"Six trillion dollars is a staggering amount that is equal to more than half the cumulative global QE total seen over 2009 to 2018," Fitch economics team’s director Robert Sierra said.
The extent of the liquidity injection becomes apparent when it is considered that in mid-March, the Federal Reserve (Fed) balance sheet stood at $4.3 trillion, yet by late April (23 April) it had risen to $6.5 trillion, with the bulk of the expansion due to the increased purchases of US Treasuries.
In just six weeks during March to April, the Fed bought a total of $1.4 trillion US Treasuries, exceeding the purchases the Fed carried out during the whole period over QE1, QE2 and QE3 at the height of the global financial crisis.
The Fed's balance sheet is also expanding as a result of substantial currency swaps with other central banks amid a surge in demand for US liquidity, rapid expansion of existing credit facilities and announcement of new schemes, including the Main Street Lending Programme.
Equally impressive, but on a smaller scale, the European Central Bank (ECB) bought about $130.2 billion (EUR 120 billion) in just four weeks between mid-March and mid-April 2020, compared with about $21.7 billion (EUR 20 billion) per month prior to the spread of the virus.

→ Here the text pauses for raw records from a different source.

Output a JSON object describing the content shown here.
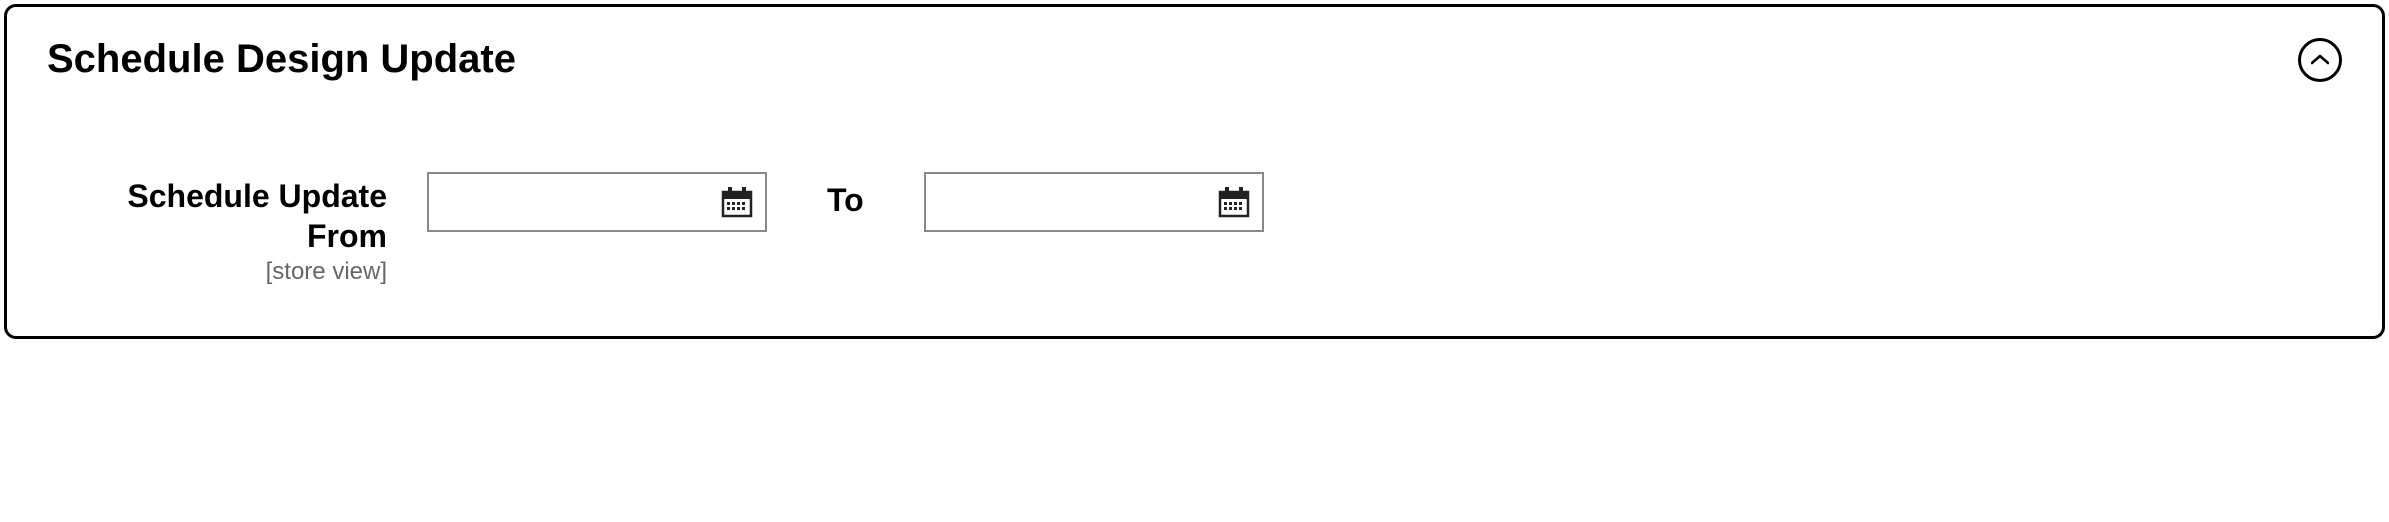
{
  "panel": {
    "title": "Schedule Design Update"
  },
  "fields": {
    "from": {
      "label": "Schedule Update From",
      "scope": "[store view]",
      "value": ""
    },
    "to": {
      "label": "To",
      "value": ""
    }
  }
}
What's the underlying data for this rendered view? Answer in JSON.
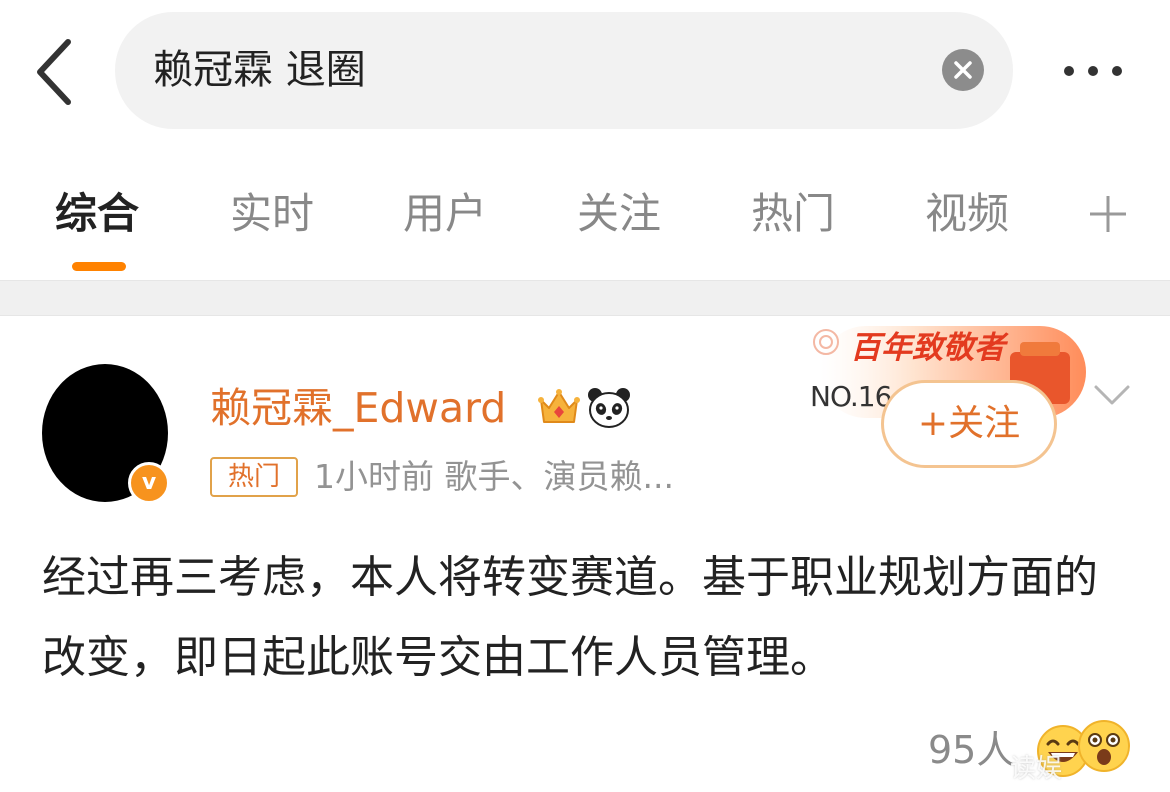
{
  "search": {
    "query": "赖冠霖 退圈",
    "back_icon": "chevron-left-icon",
    "clear_icon": "close-icon",
    "more_icon": "more-dots-icon"
  },
  "tabs": [
    {
      "label": "综合",
      "active": true
    },
    {
      "label": "实时",
      "active": false
    },
    {
      "label": "用户",
      "active": false
    },
    {
      "label": "关注",
      "active": false
    },
    {
      "label": "热门",
      "active": false
    },
    {
      "label": "视频",
      "active": false
    }
  ],
  "tab_add_icon": "plus-icon",
  "accent_color": "#ff8200",
  "post": {
    "author": "赖冠霖_Edward",
    "verified_mark": "v",
    "badges": [
      "crown-icon",
      "panda-icon"
    ],
    "tag": "热门",
    "meta": "1小时前  歌手、演员赖...",
    "centennial_title": "百年致敬者",
    "centennial_no": "NO.16",
    "follow_label": "+关注",
    "text": "经过再三考虑，本人将转变赛道。基于职业规划方面的改变，即日起此账号交由工作人员管理。",
    "reactions_count": "95人",
    "reaction_icons": [
      "laugh-icon",
      "surprised-icon"
    ],
    "watermark": "读娱"
  }
}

This reflects the implementation of the ECB's announcement in mid-March of an additional $944.4 billion (EUR 870 billion) of QE to cushion the crisis.
The upshot of these measures is that the Fed's balance sheet, on a broad basis including QE and other components, is expected to reach close to $10 trillion by the end of 2020, while the ECB's could easily surpass $6.5 trillion (EUR 6 trillion).
The Bank of England announced that it will be buying an additional $248.8 billion (GBP 200 billion) of Gilts, while also adding to its balance sheet total by expanding its Term Funding Scheme for SMEs.
For its part, the Bank of Japan is focusing on buying more exchange-traded funds by increasing its target for this year to a maximum of roughly $112 billion (JPY 12 trillion), while also providing cheap loans to firms affected by the virus outbreak.
Other central banks, including the Reserve Bank of Australia and the Bank of Canada, are also rapidly expanding their balance sheets.
Re-disseminated by The Asian Banker